PROBLEM DETAILS:
Take every line from the material that has the word "JSON" in it.

Content starts

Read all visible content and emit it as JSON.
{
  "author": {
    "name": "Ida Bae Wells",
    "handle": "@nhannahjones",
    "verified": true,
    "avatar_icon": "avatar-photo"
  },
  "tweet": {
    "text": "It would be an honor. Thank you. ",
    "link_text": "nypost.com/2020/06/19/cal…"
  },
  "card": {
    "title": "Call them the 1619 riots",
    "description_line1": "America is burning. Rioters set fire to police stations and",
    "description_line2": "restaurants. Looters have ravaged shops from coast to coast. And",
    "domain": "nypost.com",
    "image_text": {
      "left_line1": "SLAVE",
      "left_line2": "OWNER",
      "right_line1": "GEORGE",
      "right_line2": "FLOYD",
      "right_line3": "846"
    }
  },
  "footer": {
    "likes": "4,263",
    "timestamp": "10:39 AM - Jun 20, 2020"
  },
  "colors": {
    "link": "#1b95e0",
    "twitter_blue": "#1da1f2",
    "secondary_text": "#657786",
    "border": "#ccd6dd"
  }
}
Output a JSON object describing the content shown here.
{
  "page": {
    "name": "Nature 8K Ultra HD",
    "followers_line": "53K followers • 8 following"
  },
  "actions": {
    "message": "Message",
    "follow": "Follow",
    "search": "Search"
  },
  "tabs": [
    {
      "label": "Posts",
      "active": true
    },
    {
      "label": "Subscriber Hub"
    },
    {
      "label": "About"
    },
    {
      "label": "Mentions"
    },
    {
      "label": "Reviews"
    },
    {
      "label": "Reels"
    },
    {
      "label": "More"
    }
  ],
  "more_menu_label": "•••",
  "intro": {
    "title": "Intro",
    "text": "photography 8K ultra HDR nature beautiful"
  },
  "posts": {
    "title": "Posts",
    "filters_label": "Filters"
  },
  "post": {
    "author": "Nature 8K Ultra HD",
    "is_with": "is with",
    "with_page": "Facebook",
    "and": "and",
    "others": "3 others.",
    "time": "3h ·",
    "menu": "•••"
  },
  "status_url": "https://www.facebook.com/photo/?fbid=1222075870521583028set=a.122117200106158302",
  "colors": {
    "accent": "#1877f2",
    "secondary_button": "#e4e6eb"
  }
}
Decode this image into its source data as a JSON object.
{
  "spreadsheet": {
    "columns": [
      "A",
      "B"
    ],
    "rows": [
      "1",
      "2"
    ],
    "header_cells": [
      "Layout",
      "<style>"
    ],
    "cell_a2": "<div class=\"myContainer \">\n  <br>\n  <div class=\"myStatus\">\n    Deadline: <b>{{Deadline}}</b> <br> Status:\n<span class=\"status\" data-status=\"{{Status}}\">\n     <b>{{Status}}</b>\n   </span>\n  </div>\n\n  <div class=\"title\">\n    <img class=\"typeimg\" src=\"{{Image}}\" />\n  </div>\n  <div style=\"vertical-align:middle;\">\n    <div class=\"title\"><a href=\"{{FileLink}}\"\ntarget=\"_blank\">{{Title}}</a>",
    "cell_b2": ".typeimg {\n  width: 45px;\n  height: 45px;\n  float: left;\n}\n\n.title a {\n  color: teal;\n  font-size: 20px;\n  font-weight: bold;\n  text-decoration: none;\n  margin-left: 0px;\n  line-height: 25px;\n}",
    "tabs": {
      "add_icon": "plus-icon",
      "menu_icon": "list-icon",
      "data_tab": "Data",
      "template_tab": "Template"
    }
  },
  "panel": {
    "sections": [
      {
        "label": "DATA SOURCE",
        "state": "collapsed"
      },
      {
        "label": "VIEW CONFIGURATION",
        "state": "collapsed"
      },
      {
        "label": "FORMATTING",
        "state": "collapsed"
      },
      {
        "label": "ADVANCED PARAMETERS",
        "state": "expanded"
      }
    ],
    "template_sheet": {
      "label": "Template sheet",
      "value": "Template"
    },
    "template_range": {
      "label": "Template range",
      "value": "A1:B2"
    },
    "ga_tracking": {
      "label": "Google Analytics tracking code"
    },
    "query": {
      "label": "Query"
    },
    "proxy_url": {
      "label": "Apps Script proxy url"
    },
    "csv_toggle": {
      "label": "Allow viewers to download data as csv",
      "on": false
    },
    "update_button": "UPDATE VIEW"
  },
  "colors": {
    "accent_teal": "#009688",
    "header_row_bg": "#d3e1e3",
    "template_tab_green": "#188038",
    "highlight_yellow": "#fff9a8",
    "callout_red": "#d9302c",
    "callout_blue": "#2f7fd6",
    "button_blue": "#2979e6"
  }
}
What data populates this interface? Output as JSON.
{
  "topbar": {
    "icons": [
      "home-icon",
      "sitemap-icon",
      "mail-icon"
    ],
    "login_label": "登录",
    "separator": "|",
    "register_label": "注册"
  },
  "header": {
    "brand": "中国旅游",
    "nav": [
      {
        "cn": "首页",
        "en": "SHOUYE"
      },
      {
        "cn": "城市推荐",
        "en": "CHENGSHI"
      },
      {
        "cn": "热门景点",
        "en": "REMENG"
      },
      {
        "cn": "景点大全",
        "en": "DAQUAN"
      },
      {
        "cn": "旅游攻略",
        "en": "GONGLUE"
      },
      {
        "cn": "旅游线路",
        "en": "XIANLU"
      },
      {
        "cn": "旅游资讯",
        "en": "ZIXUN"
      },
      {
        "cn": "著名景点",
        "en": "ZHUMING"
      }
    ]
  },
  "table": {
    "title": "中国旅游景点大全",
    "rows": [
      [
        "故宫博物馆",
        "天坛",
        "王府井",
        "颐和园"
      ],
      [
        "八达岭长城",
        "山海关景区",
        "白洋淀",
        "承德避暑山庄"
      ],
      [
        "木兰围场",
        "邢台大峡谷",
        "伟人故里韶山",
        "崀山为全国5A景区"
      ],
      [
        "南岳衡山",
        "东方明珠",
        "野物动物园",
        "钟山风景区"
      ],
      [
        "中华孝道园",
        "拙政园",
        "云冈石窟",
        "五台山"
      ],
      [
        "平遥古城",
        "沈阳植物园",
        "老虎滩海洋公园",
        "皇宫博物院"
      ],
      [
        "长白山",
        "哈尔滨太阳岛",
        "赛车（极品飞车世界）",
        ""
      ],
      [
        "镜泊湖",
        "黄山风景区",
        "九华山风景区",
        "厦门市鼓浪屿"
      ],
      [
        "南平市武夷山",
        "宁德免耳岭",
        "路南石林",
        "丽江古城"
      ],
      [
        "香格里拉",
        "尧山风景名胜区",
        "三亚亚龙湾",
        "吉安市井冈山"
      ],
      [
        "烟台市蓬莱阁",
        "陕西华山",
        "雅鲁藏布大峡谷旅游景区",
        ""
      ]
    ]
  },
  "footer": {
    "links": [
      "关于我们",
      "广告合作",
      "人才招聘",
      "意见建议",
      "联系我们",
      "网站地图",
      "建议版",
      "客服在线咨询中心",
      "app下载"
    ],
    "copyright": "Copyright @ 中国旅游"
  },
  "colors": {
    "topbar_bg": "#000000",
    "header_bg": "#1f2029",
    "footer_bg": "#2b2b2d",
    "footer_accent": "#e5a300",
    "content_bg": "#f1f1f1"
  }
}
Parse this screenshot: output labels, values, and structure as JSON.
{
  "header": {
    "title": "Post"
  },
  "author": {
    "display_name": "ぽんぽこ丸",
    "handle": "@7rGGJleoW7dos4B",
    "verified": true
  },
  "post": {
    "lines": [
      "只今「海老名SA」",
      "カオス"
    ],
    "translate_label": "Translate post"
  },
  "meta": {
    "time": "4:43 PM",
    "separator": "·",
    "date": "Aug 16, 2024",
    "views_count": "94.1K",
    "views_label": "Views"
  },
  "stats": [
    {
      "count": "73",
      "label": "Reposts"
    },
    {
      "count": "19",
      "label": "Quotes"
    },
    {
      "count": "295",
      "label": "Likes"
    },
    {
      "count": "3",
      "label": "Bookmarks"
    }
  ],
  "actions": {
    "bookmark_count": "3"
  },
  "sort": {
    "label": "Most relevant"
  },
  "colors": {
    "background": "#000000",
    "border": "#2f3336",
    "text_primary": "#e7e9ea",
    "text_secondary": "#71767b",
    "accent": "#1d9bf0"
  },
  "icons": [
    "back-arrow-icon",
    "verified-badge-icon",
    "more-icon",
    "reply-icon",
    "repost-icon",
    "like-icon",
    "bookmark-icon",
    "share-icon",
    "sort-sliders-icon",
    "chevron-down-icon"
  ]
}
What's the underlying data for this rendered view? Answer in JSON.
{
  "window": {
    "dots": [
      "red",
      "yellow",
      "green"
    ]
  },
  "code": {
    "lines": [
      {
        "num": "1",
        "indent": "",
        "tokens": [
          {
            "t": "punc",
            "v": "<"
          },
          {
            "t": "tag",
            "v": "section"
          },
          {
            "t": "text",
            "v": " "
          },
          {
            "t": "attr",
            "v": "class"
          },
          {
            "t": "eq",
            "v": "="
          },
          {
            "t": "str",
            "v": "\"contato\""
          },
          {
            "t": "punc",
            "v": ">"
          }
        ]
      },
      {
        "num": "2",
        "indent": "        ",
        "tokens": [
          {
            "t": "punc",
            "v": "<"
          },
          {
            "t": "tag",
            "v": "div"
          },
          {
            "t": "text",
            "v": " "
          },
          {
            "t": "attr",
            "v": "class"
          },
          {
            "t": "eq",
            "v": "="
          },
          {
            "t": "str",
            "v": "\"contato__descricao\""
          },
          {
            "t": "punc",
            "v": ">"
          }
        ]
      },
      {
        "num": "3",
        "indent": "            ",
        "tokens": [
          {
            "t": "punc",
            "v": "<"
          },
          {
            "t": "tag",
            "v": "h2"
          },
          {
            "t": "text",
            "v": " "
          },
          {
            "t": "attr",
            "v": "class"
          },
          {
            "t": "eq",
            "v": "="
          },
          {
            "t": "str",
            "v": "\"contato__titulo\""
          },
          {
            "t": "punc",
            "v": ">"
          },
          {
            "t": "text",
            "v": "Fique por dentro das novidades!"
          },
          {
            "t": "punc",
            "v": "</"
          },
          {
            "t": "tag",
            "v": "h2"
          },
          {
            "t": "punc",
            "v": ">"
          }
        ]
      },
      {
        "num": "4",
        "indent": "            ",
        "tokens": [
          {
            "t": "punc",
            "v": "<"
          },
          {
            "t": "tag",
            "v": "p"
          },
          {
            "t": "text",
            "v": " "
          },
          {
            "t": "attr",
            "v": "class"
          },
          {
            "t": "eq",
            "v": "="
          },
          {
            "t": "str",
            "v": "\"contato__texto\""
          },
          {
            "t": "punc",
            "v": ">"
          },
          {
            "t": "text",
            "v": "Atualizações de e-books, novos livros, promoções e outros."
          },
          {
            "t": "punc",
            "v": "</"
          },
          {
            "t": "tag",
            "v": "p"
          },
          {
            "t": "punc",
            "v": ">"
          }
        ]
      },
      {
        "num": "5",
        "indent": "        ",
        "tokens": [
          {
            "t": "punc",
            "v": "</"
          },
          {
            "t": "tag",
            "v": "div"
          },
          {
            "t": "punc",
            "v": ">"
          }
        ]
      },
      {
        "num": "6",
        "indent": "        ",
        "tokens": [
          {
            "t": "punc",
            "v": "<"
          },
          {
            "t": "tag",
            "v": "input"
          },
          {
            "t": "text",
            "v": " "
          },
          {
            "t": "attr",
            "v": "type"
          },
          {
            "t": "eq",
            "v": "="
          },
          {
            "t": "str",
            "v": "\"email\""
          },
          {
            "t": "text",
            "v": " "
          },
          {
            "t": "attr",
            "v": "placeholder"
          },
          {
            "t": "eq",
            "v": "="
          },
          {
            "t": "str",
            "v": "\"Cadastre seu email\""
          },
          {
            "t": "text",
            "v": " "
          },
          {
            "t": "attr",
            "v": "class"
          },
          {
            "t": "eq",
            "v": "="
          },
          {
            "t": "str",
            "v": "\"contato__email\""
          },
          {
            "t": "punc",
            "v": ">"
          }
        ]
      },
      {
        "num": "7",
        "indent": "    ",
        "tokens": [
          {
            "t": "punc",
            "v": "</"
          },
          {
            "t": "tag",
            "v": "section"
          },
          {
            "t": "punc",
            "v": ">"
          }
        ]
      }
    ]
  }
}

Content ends

RESULT OF THIS TASK:
Read all visible content and emit it as JSON.
Output a JSON object describing the content shown here.
Decode this image into its source data as a JSON object.
What data populates this interface? Output as JSON.
Parse this screenshot: output labels, values, and structure as JSON.
What's the underlying data for this rendered view? Answer in JSON.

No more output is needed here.